Grandma’s Pastry Dough
1/3 cup BOILING water
2/3 to 3/4 cup shortening
2 cups all-purpose flour
1 tsp salt
1/2 tsp baking powder
Place shortening into a bowl and pour water over it. Using a whisk (my grandmother used a fork, but she had arm muscles of steel), and beating very fast, incorporate the water into the shortening. You should end up with a mixture the consistency of mayonaise. Sift the dry ingredients into the bowl, and stir just until all ingredients hold together. Wrap with plastic wrap and refrigerate.
When your pie dough is chilled and your filling is finished, it’s time to assemble. On a floured board, divide your dough in half, and roll out 1/2 of the dough until it’s about 1/8″ thick. Using a 3′ cookie cutter, cut as many rounds as you can. You can collect scraps and re-roll–just remember, the more you work your dough, the tougher it’s going to be. Now, take one circle of dough, place about a good tablesoon of the fruit mixture into the center, and wet the edges. Fold the tart in half, pressing the edges to seal.
I keep a small cup of water for this purpose where I am working. Be sure to remove the circle from the rolling area before you start the edge wetting process, or you’re going to have a sticky mess on your board. Again, I usually do the sealing process in my hand, to keep things from sticking to my board. Place your tarts on a baking sheet. You can bake them retty close together, as they are not going to expand. When you are ready to bake, brush the surfaces with egg wash (one egg yolk mixed with about one teaspoon of water).
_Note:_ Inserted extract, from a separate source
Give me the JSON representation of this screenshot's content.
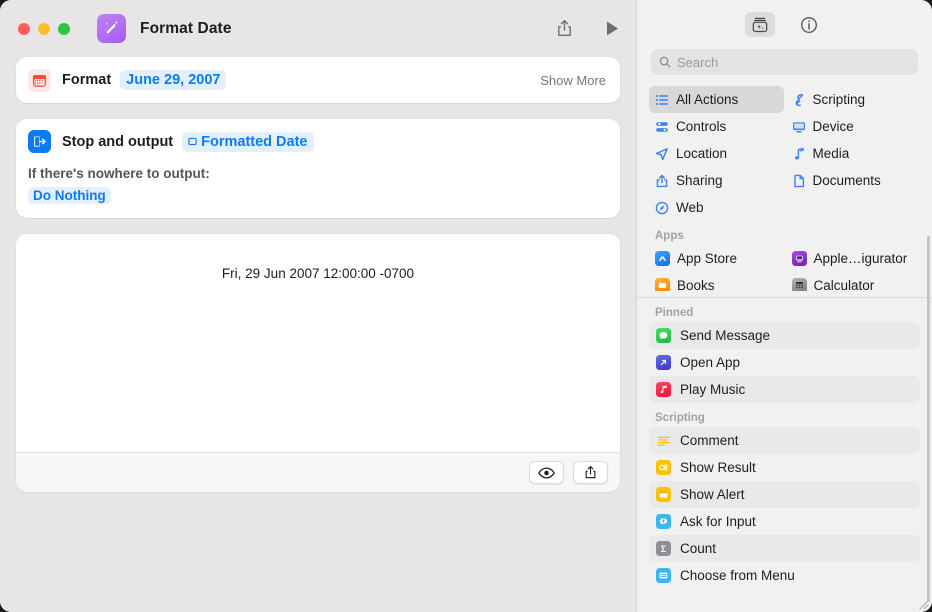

Sprinkle with sugar, and bake for 10 minutes at 425 degrees. Reduce the heat to 350 degrees and bake for another 20 minutes. Allow to cool in the pan. One recipe of pie crust will make about 14 pasties, so you will have some fruit mixture left over to experiment with! You can also make this dish as open-topped tarts, spreading some of the fruit mixture on top of little pie shells. Just remember, the tate of the fruit is intense, so a little goes a long way. This also is a great topping for toast or biscuits, or thinned just a bit would be a great topping for bread pudding. You will find many uses for this remarkable filling. You can also add the pine nuts mentioned in the period recipe–just add them after you have put the mixture through the food processor.
Have them with a nice glass of something slightly sweet, perhaps a sauterne.
See you next time!